Action item => The whole listing is to be restated word for word with no images.

──────────────────────────────

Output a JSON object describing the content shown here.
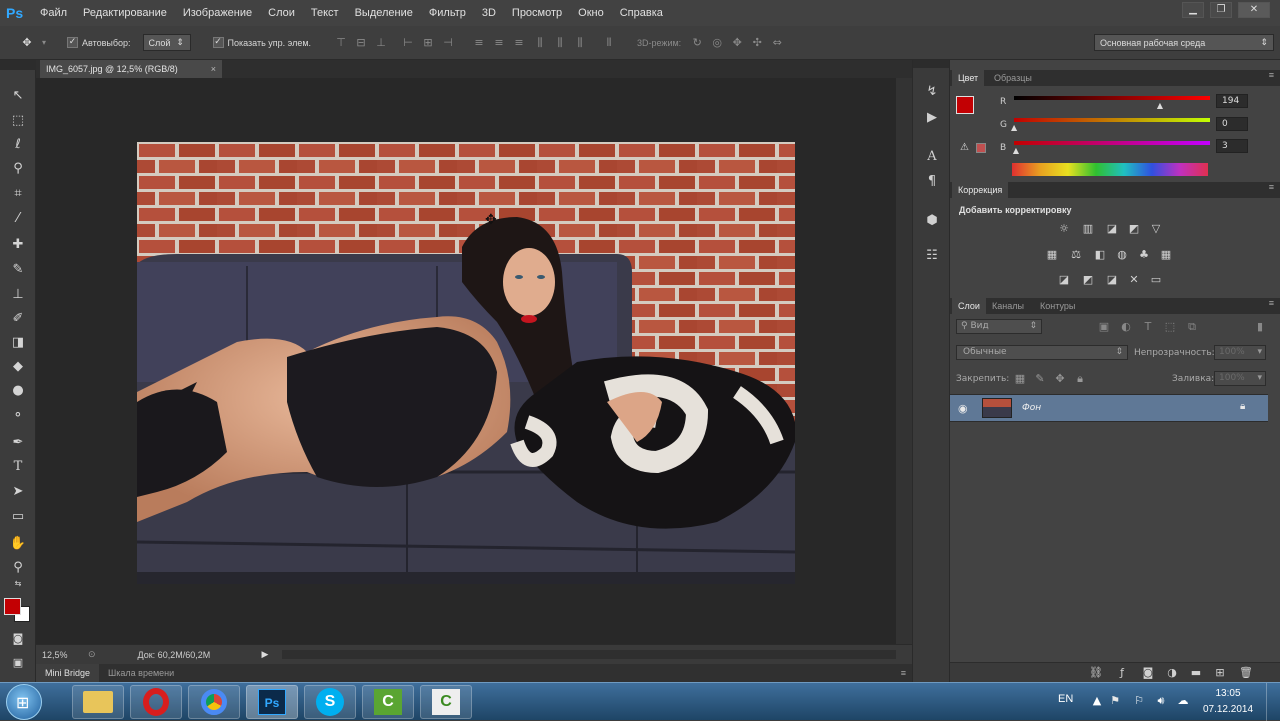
{
  "app": {
    "logo": "Ps"
  },
  "menu": [
    "Файл",
    "Редактирование",
    "Изображение",
    "Слои",
    "Текст",
    "Выделение",
    "Фильтр",
    "3D",
    "Просмотр",
    "Окно",
    "Справка"
  ],
  "options": {
    "autoselect_label": "Автовыбор:",
    "autoselect_value": "Слой",
    "show_controls_label": "Показать упр. элем.",
    "mode3d_label": "3D-режим:",
    "workspace": "Основная рабочая среда"
  },
  "document": {
    "tab_title": "IMG_6057.jpg @ 12,5% (RGB/8)"
  },
  "status": {
    "zoom": "12,5%",
    "doc_info": "Док: 60,2M/60,2M"
  },
  "bottom_tabs": [
    "Mini Bridge",
    "Шкала времени"
  ],
  "color_panel": {
    "tabs": [
      "Цвет",
      "Образцы"
    ],
    "channels": [
      {
        "label": "R",
        "value": "194",
        "fraction": 0.76
      },
      {
        "label": "G",
        "value": "0",
        "fraction": 0.0
      },
      {
        "label": "B",
        "value": "3",
        "fraction": 0.01
      }
    ],
    "foreground": "#c20003"
  },
  "adjustments_panel": {
    "title": "Коррекция",
    "subtitle": "Добавить корректировку"
  },
  "layers_panel": {
    "tabs": [
      "Слои",
      "Каналы",
      "Контуры"
    ],
    "filter": "Вид",
    "blend_mode": "Обычные",
    "opacity_label": "Непрозрачность:",
    "opacity_value": "100%",
    "lock_label": "Закрепить:",
    "fill_label": "Заливка:",
    "fill_value": "100%",
    "layers": [
      {
        "name": "Фон"
      }
    ]
  },
  "taskbar": {
    "lang": "EN",
    "time": "13:05",
    "date": "07.12.2014"
  },
  "colors": {
    "accent": "#31a8ff",
    "selection": "#5f7896",
    "fg_swatch": "#c20003",
    "bg_swatch": "#ffffff"
  }
}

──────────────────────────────

Result for this exercise =>
Output a JSON object describing the content shown here.
{
  "app": {
    "logo": "Ps"
  },
  "menu": [
    "Файл",
    "Редактирование",
    "Изображение",
    "Слои",
    "Текст",
    "Выделение",
    "Фильтр",
    "3D",
    "Просмотр",
    "Окно",
    "Справка"
  ],
  "options": {
    "autoselect_label": "Автовыбор:",
    "autoselect_value": "Слой",
    "show_controls_label": "Показать упр. элем.",
    "mode3d_label": "3D-режим:",
    "workspace": "Основная рабочая среда"
  },
  "document": {
    "tab_title": "IMG_6057.jpg @ 12,5% (RGB/8)"
  },
  "status": {
    "zoom": "12,5%",
    "doc_info": "Док: 60,2M/60,2M"
  },
  "bottom_tabs": [
    "Mini Bridge",
    "Шкала времени"
  ],
  "color_panel": {
    "tabs": [
      "Цвет",
      "Образцы"
    ],
    "channels": [
      {
        "label": "R",
        "value": "194",
        "fraction": 0.76
      },
      {
        "label": "G",
        "value": "0",
        "fraction": 0.0
      },
      {
        "label": "B",
        "value": "3",
        "fraction": 0.01
      }
    ],
    "foreground": "#c20003"
  },
  "adjustments_panel": {
    "title": "Коррекция",
    "subtitle": "Добавить корректировку"
  },
  "layers_panel": {
    "tabs": [
      "Слои",
      "Каналы",
      "Контуры"
    ],
    "filter": "Вид",
    "blend_mode": "Обычные",
    "opacity_label": "Непрозрачность:",
    "opacity_value": "100%",
    "lock_label": "Закрепить:",
    "fill_label": "Заливка:",
    "fill_value": "100%",
    "layers": [
      {
        "name": "Фон"
      }
    ]
  },
  "taskbar": {
    "lang": "EN",
    "time": "13:05",
    "date": "07.12.2014"
  },
  "colors": {
    "accent": "#31a8ff",
    "selection": "#5f7896",
    "fg_swatch": "#c20003",
    "bg_swatch": "#ffffff"
  }
}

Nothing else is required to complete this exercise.